Is a Carpenter Apprentice a Paid Position?Is a carpenter apprentice a paid position? This is one of the most frequently asked questions by those who are looking for an early career. Apprentice is the path what most people take in order to enter this occupation.

Carpenter apprentice is usually a very well-paid position. In fact, you can make a good living while learning the “ins” and “outs” of the trade. It generally gives the opportunity for a lot of experience while learning everything that is involved in carpentry and working with other experienced carpenters too.

As an apprentice, you learn the skills through on-the-job training. He or she can gain experience making the work of a fully-fledged carpenter more effective. This can be done by learning new techniques and doing tasks that will ensure that job is properly done in a safe and efficient manner.

Normally, to become an apprentice, you must apply for the position that is commonly offered by a local union or sponsor. Once you have been accepted, you will learn the trade by working alongside a qualified person also called a journeyman.

By reading this article, you will learn about how much you get paid and some of the qualifications and skills needed to become a carpenter apprentice.

 

 

If the Position is Paid, How Much Can You Get

An apprentice carpenter is someone who is learning to become a master carpenter, which essentially takes 4 years of practice and getting qualified. To translate that duration, it takes about 8,000 hours of field experience to complete the program.

In terms of wages, an apprentice carpenter can earn depending on the journeyman’s rate. To give you an idea of how much you can make, here’s a simple matrix:

  • 1,000 hours = 50% of journeyman’s rate
  • 2,000 hours = 55% of journeyman’s rate
  • 3,000 hours = 60% of journeyman’s rate
  • 4,000 hours = 70% of journeyman’s rate
  • 5,000 hours = 75% of journeyman’s rate
  • 6,000 hours = 80% of journeyman’s rate
  • 7,000 hours = 85% of journeyman’s rate
  • 8,000 hours = 90% of journeyman’s rate

As you can see from the matrix, as you go along in the program and as you gain the skills, incremental raises happen this is because your level elevates as well.

Every tradesman who wants to earn more should think about how much he can get. Take into consideration all factors which affect the wage of carpenter apprentice. These are the size of the project, work location, or region and whether the program is offered by a local union or private contractor.

 

 

Other Privilege You May Receive Aside from the Pay You Get

  • Paid time off – this is the number of days you get for working a year. Read this to know more about vacation policy.
  • Paid sick time – depending on the policy, you may be qualified for a number of paid sick days.
  • 401(k) – this is the retirement and pension plan; you may qualify for this if you’re already a carpenter or a journeyman.
  • Health insurance – everyone needs this because the nature of the job is risky.
  • Dental insurance – you will also covered by this benefit when you work as an apprentice.
  • Vision insurance – eye check happens once a year, be sure to have this benefit, it is not cheap getting vision checked.
  • Disability insurance – everyone needs this, the nature of the job of carpenter is physically demanding, you don’t know when an accident will happen.
  • Life insurance – you and your family may be covered by this.

 

 

There is No Cost to Apply for Carpenter Apprenticeship Program

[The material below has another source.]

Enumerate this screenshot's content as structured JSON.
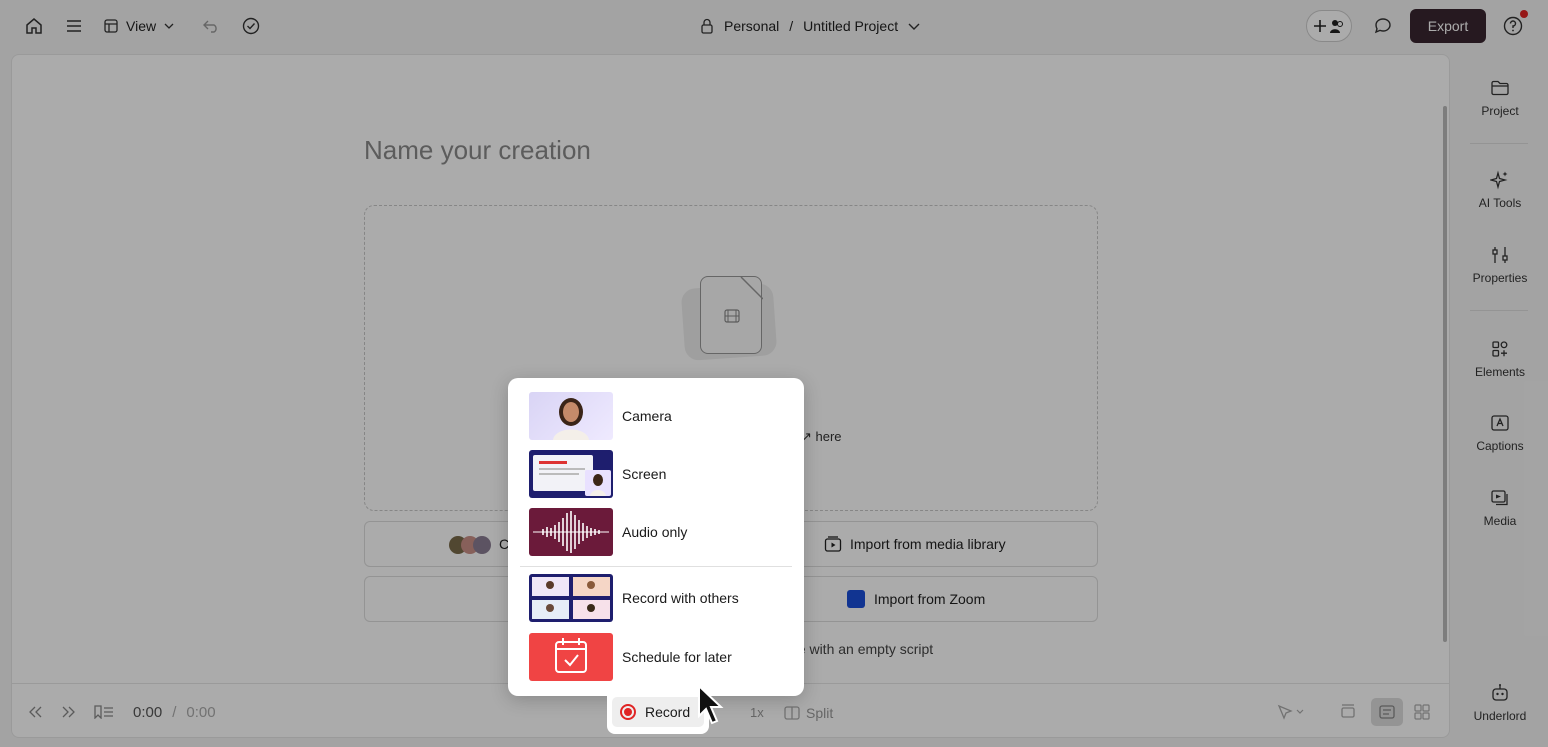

The apprenticeship programs provided by unions, training centers and other organizations are a great way to get the skills that you need to become a highly-skilled carpenter.

There is no cost involved in applying as long as you meet the qualifications. This factor is what attracts most people who are planning to enter this profession. Applying for the program is very much like applying for a job. You have to go through the normal hiring process and pass the interview.

However, please be reminded when joining a union, that there is some cost involved such as registration fee which must be settled upon indenture into the program and the usual union dues. Read this article to know more about union dues.

Other costs that you must shoulder are the purchase of PPE and tools required for beginners. Don’t you worry, it won’t cost you that much to acquire those necessities.

These programs can be a great deal of fun, and they will give you access to lots of different carpentry resources. Getting involved with a carpentry apprenticeship program can also boost your chances of becoming a highly skilled carpenter in the future.

Career Outlook of Carpenters

Carpenter apprentices are skilled craftspeople who have yet to be fully trained journeymen but would already be qualified to work on their own. Traditionally, they were a transition point between the entry-level and journeyman stages of a carpenter’s professional life.

There are many paid carpentry apprenticeships in the United States. The Bureau of Labor Statistics reports that there were more than 2.2 million carpenters and joiners this year. In the coming years, there were even more carpenters working in private industry and not enough work for them all.

There are hopes that this problem will be solved with the introduction of health care reform. To help fill this need, many states are offering training programs to help bring new workers into the trade. Some of these programs are designed specifically for young people who may not have traditionally pursued a career in carpentry.

 

 

In Conclusion

That’s the beauty of becoming a carpenter apprentice, it a paid position, you get paid while learning the trade. Many unions and contractors can take you in as part of their workforce. They are willing to train you at no cost.

We wish you good luck in your chosen career!